In 2009, homeowners hired a swimming pool company to install a pool in their backyard, complete with a concrete patio and landscaping around it. Cracks appeared in the concrete, within the warranty period. The contractor refused to correct the problem. The owner had to fix it (and other miscellaneous items) for a little over $36,000. The owner then sued the contractor. 

The contract was a three-page document on the contractor’s letterhead. The second page of the contract provided, among other things, that soil testing was the responsibility of the owner and that the contractor would be held harmless for damage caused by soil conditions. The second page also included warranty provisions which, among other things, provided that “acts of God” were not covered by the warranty.

The contractor argued the cracking was caused by a combination of soil conditions under the deck and an act of God (being rain, which collected in the soils). It thus argued that it was relieved of responsibility. The contractor, however, had placed the soils under the decking.

The court didn’t buy the contractor’s position. It held that the materials under the deck were clayey silt, which the contractor itself had excavated from the pool area. On expert evidence, the court found the cracking was caused by the freeze-thaw cycles of water which was trapped by the impervious clay beneath the concrete. Not surprisingly, the court did not hold the owner responsible to test the clayey silt, which the contractor chose to use. It did not hold the owner responsible for the soil conditions and did not find the trapped water to be an ‘act of God.’ 

Although it was probably unnecessary to do so, the court held that the contractor could not rely on the ‘fine-print’ of page two, because the contractor had not drawn the owner’s attention to it before she signed the contract.

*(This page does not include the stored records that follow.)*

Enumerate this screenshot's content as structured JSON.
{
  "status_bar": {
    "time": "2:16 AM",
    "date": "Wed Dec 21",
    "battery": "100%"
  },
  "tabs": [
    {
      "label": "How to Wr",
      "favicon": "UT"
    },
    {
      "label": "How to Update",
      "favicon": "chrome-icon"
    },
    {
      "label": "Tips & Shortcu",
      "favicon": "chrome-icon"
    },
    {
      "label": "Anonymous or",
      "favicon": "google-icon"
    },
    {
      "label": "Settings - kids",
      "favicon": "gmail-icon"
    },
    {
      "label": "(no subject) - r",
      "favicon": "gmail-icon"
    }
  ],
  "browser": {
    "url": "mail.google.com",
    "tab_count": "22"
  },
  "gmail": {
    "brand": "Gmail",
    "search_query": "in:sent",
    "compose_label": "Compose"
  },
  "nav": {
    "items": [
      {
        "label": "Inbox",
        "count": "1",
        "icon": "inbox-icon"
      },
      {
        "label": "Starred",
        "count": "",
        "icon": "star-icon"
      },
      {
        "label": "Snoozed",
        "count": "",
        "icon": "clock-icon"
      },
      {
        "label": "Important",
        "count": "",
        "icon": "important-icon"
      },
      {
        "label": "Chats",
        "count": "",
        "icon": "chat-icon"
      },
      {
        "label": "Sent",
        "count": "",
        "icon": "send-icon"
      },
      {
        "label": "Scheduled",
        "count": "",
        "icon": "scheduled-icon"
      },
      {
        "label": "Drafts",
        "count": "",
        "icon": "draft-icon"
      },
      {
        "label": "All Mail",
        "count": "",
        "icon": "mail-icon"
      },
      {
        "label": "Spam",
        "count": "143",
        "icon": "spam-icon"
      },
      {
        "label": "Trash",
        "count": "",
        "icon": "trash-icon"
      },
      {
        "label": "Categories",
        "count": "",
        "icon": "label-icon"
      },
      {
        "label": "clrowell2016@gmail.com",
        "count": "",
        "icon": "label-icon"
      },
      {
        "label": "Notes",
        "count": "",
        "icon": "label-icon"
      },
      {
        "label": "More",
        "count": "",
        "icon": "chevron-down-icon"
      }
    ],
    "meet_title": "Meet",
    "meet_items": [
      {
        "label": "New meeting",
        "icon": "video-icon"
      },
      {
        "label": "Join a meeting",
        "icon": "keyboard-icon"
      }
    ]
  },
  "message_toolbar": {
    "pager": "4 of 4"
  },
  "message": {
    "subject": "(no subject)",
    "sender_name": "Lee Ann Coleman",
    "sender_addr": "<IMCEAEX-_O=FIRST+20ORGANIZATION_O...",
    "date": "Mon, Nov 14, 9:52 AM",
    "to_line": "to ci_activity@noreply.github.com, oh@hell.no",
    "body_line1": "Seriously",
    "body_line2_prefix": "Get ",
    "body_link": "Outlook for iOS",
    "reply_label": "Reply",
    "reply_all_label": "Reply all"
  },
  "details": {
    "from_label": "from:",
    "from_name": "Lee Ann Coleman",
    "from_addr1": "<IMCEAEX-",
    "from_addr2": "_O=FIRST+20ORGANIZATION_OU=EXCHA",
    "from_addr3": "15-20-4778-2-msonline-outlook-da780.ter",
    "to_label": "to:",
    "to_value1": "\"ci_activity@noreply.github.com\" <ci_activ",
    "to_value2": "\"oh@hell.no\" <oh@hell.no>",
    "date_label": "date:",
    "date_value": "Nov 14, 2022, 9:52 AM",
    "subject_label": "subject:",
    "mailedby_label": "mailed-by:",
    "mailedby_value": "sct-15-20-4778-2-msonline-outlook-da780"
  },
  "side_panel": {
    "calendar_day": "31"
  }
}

In this regard, the court relied on Tilden Rent-A-Car Company v. Clendenning, a case of the Ontario Court of Appeal, where Tilden took no steps to alert a client, at the rental-counter at an airport and when everyone was in a hurry, of the onerous provisions in its standard form of contract. In Tilden, the Court had gone so far as to quote a well known English Jurist, Lord Denning, who had once stated, “we do not allow printed forms to be made a trap for the unwary.”

The reliance on Tilden goes somewhat against the grain of other cases in Ontario and elsewhere in the country where parties to the contract have been held to the strict language of their bargain, often where the ‘bargain’ is set out in 100-page contract documents. 

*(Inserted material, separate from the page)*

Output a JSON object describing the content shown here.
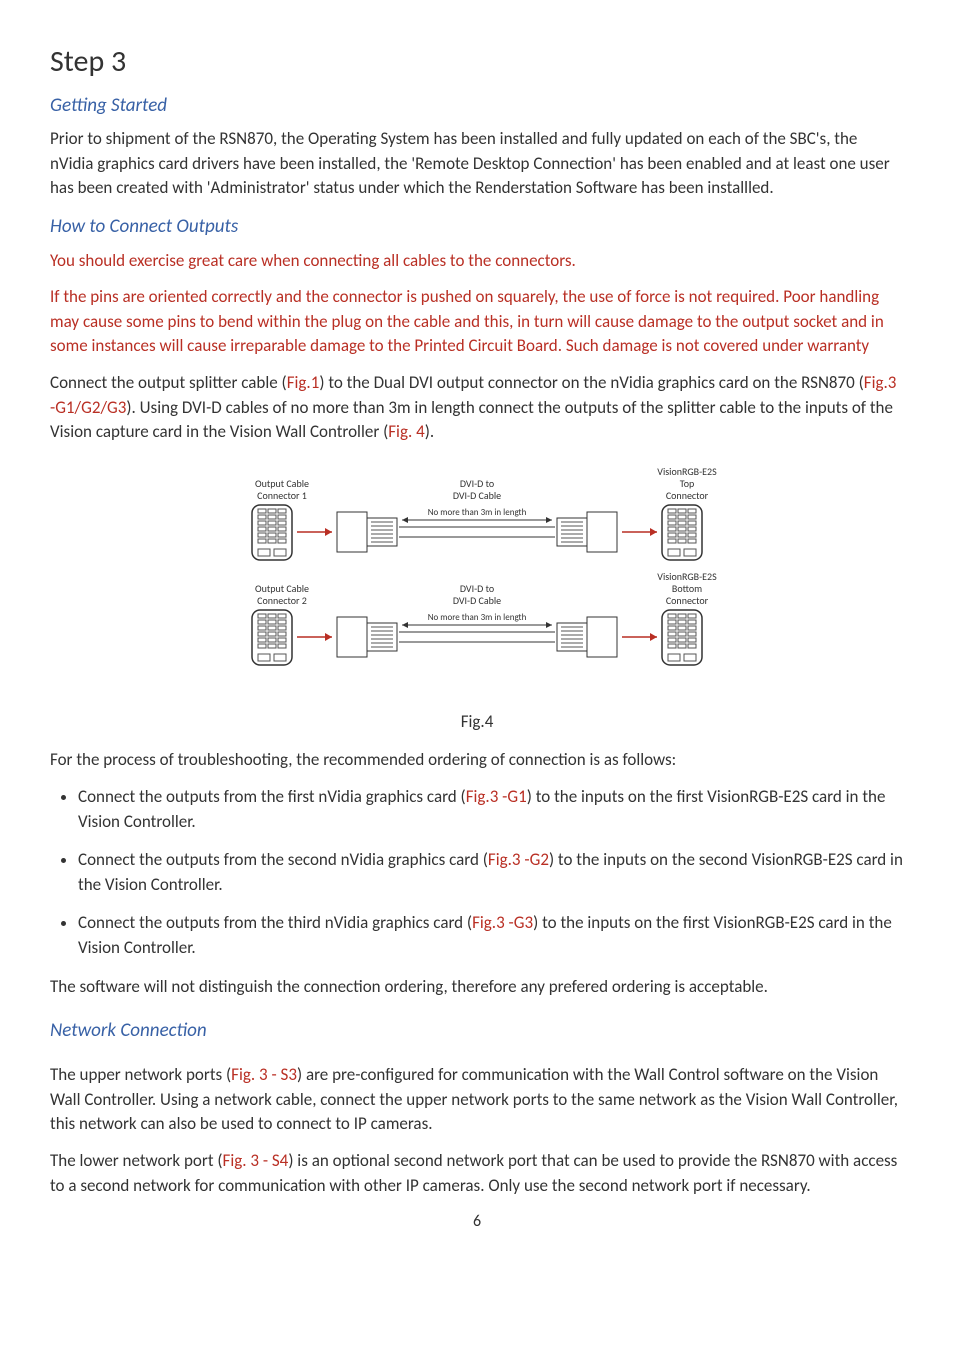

As above, it was probably not necessary for the court to rely on Tilden to avoid the application of the page two warranty provisions. This is because ‘soil conditions’ could reasonably have been interpreted to be in-situ, native conditions and because the water build-up could easily have been attributed to the contractor’s placement of clay and not the rains of an act of God. 

The court’s reference to Tilden, however, illustrates how a court can and will find a way, where necessary, to avoid the impact of harsh contractual language on a party whom the court believes is being taken advantage of. In this regard, a distinction can be drawn between the circumstance where a contractor puts a standard form contract in front of an unsophisticated or residential client and the circumstance where sophisticated contractors and owners enter into sophisticated and often very lengthy contracts. 

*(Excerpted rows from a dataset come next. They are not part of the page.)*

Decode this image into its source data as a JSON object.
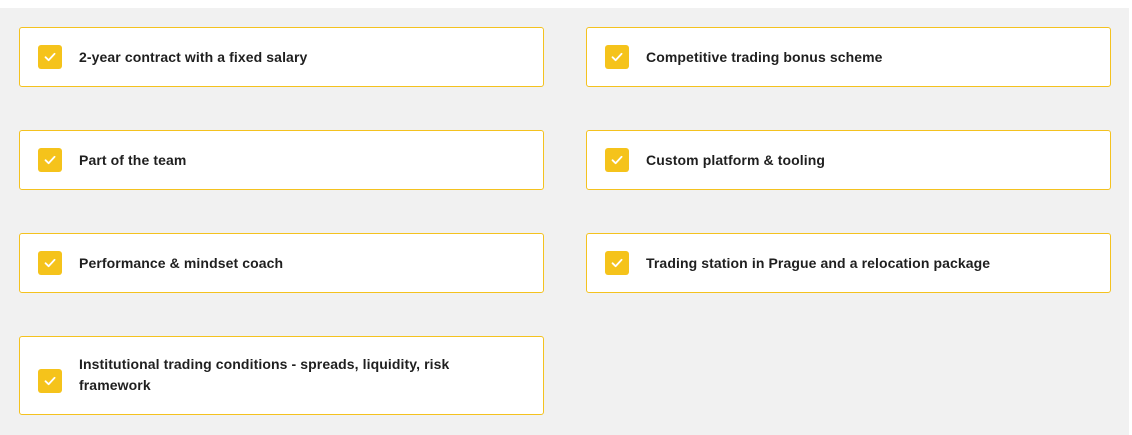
{
  "benefits": {
    "icon": "check-icon",
    "accent_color": "#f5c31b",
    "border_color": "#f4c21f",
    "items": [
      {
        "label": "2-year contract with a fixed salary"
      },
      {
        "label": "Competitive trading bonus scheme"
      },
      {
        "label": "Part of the team"
      },
      {
        "label": "Custom platform & tooling"
      },
      {
        "label": "Performance & mindset coach"
      },
      {
        "label": "Trading station in Prague and a relocation package"
      },
      {
        "label": "Institutional trading conditions - spreads, liquidity, risk framework"
      }
    ]
  }
}
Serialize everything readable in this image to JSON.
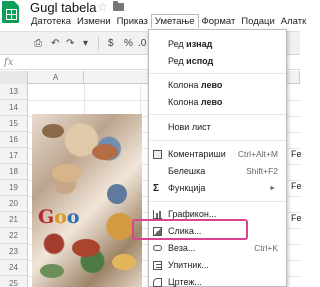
{
  "app": {
    "title": "Gugl tabela"
  },
  "menubar": {
    "items": [
      "Датотека",
      "Измени",
      "Приказ",
      "Уметање",
      "Формат",
      "Подаци",
      "Алатк"
    ],
    "active_index": 3
  },
  "toolbar": {
    "currency_symbol": "$",
    "percent_symbol": "%",
    "decimal_label": ".0"
  },
  "formula_bar": {
    "fx_label": "fx"
  },
  "grid": {
    "column_headers": [
      "A",
      "B"
    ],
    "row_numbers": [
      "13",
      "14",
      "15",
      "16",
      "17",
      "18",
      "19",
      "20",
      "21",
      "22",
      "23",
      "24",
      "25",
      "26",
      "27",
      "28",
      "29",
      "30",
      "31"
    ],
    "right_cells": [
      "Fe",
      "Fe",
      "Fe"
    ]
  },
  "image_logo_text": "Goo",
  "insert_menu": {
    "items": [
      {
        "prefix": "Ред ",
        "bold": "изнад",
        "shortcut": ""
      },
      {
        "prefix": "Ред ",
        "bold": "испод",
        "shortcut": ""
      },
      {
        "prefix": "Колона ",
        "bold": "лево",
        "shortcut": ""
      },
      {
        "prefix": "Колона ",
        "bold": "лево",
        "shortcut": ""
      },
      {
        "prefix": "Нови лист",
        "bold": "",
        "shortcut": ""
      },
      {
        "prefix": "Коментариши",
        "bold": "",
        "shortcut": "Ctrl+Alt+M"
      },
      {
        "prefix": "Белешка",
        "bold": "",
        "shortcut": "Shift+F2"
      },
      {
        "prefix": "Функција",
        "bold": "",
        "shortcut": "►"
      },
      {
        "prefix": "Графикон...",
        "bold": "",
        "shortcut": ""
      },
      {
        "prefix": "Слика...",
        "bold": "",
        "shortcut": ""
      },
      {
        "prefix": "Веза...",
        "bold": "",
        "shortcut": "Ctrl+K"
      },
      {
        "prefix": "Упитник...",
        "bold": "",
        "shortcut": ""
      },
      {
        "prefix": "Цртеж...",
        "bold": "",
        "shortcut": ""
      }
    ],
    "highlighted_item": "Слика..."
  },
  "colors": {
    "sheets_green": "#0f9d58",
    "highlight_pink": "#d9448e"
  }
}
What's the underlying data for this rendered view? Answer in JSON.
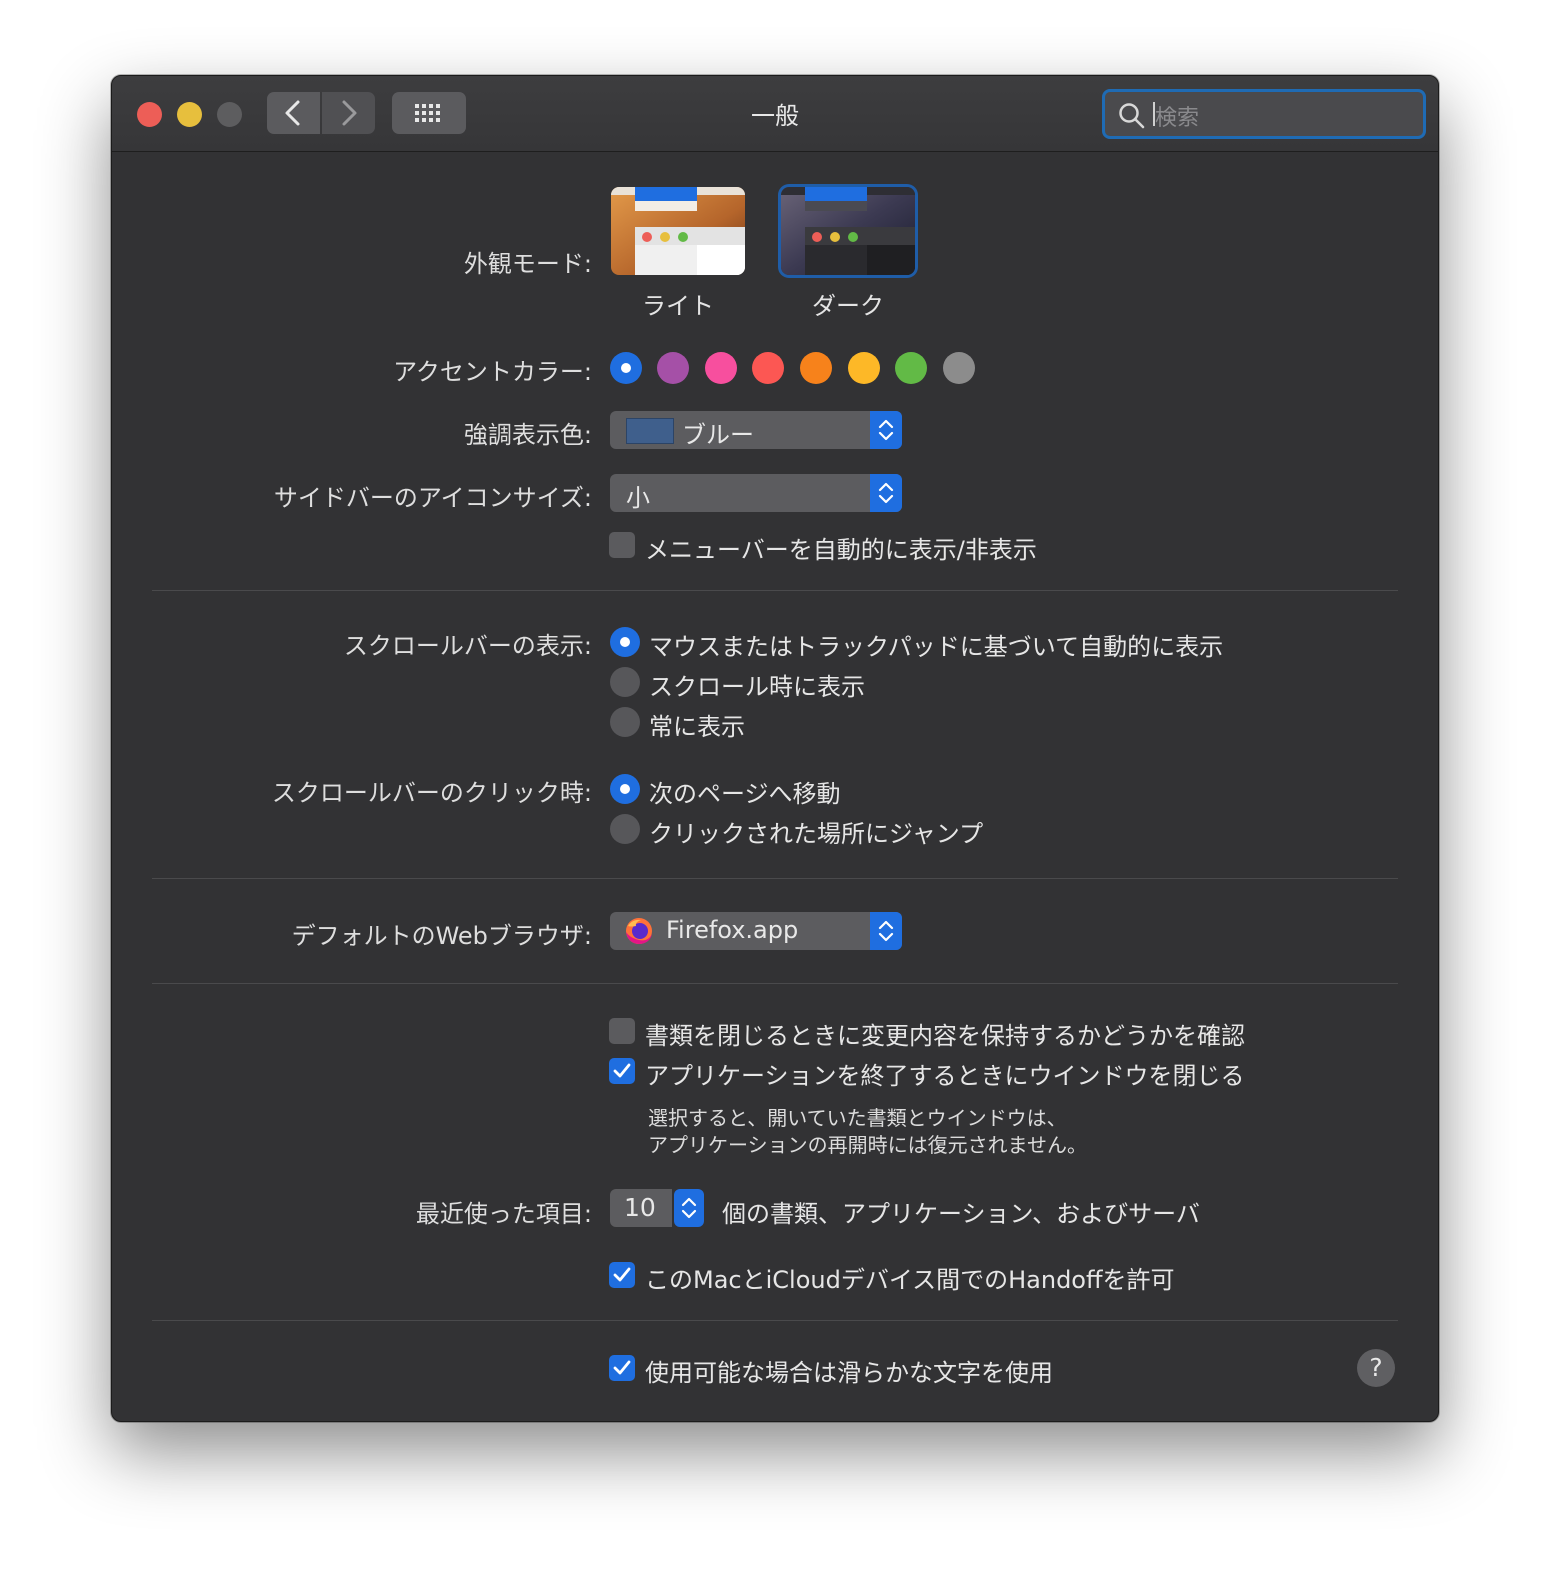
{
  "window": {
    "title": "一般",
    "search_placeholder": "検索"
  },
  "appearance": {
    "label": "外観モード:",
    "options": [
      {
        "name": "ライト",
        "selected": false
      },
      {
        "name": "ダーク",
        "selected": true
      }
    ]
  },
  "accent": {
    "label": "アクセントカラー:",
    "colors": [
      "#1f6ee0",
      "#a550a7",
      "#f74f9e",
      "#fc5753",
      "#f7821b",
      "#fdb827",
      "#62ba46",
      "#8c8c8c"
    ],
    "selected_index": 0
  },
  "highlight": {
    "label": "強調表示色:",
    "value": "ブルー",
    "chip_color": "#3f5f8c"
  },
  "sidebar_icon_size": {
    "label": "サイドバーのアイコンサイズ:",
    "value": "小"
  },
  "menubar_autohide": {
    "label": "メニューバーを自動的に表示/非表示",
    "checked": false
  },
  "scrollbar_show": {
    "label": "スクロールバーの表示:",
    "options": [
      {
        "label": "マウスまたはトラックパッドに基づいて自動的に表示",
        "selected": true
      },
      {
        "label": "スクロール時に表示",
        "selected": false
      },
      {
        "label": "常に表示",
        "selected": false
      }
    ]
  },
  "scrollbar_click": {
    "label": "スクロールバーのクリック時:",
    "options": [
      {
        "label": "次のページへ移動",
        "selected": true
      },
      {
        "label": "クリックされた場所にジャンプ",
        "selected": false
      }
    ]
  },
  "default_browser": {
    "label": "デフォルトのWebブラウザ:",
    "value": "Firefox.app"
  },
  "ask_keep_changes": {
    "label": "書類を閉じるときに変更内容を保持するかどうかを確認",
    "checked": false
  },
  "close_windows": {
    "label": "アプリケーションを終了するときにウインドウを閉じる",
    "checked": true,
    "note_line1": "選択すると、開いていた書類とウインドウは、",
    "note_line2": "アプリケーションの再開時には復元されません。"
  },
  "recent_items": {
    "label": "最近使った項目:",
    "value": "10",
    "suffix": "個の書類、アプリケーション、およびサーバ"
  },
  "handoff": {
    "label": "このMacとiCloudデバイス間でのHandoffを許可",
    "checked": true
  },
  "font_smoothing": {
    "label": "使用可能な場合は滑らかな文字を使用",
    "checked": true
  },
  "help": {
    "label": "?"
  }
}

Part of the lesson to be learned from this case is, accordingly, that contractors who work with residential clients should do what they can to ensure their clients understand what they are agreeing to when they sign contracts. This, of course, includes ensuring they understand the scope of work. It also includes ensuring they understand the nuances of the contracts they are being asked to sign. It is good risk management, for example, to take your clients through the contract to explain how the contract works; having the client initial each page as you do so will also help to prevent the imposition of the Tilden Rent-a-Car line of thinking. 
In the end, the contractor’s efforts to deflect responsibility to the owner were costly in this case. After six day trial, the contractor was held liable to pay the owner over $36,000. The court found the contractor’s conduct throughout the litigation to have been unreasonable, and found the owner had beaten its offer to settle. Accordingly, the court ordered the contractor to pay $100,000 in costs to the owner. 

In addition, and without any supporting evidence, the contractor had added the concrete supplier as a third party, arguing the cracking was attributable to the concrete mix. It was required to pay the concrete supplier a further $47,000 in costs. When we consider the contractor had to pay its own lawyer (at least) $100,000 in costs, the contractor, who could have repaired the concrete for $20,000 or $30,000, ended up paying over $280,000. 

Rob Kennaley and Josh Winter practice construction law in Toronto and Simcoe, Ont. They speak and write on construction law issues and can be reached for 
comment at 416-700-4142 or at rjk@kennaley.ca and jwinter@kennaley.ca. This material is for information purposes and is not intended to provide legal advice. Readers who have concerns about any particular circumstance are encouraged to seek independent legal advice in that regard.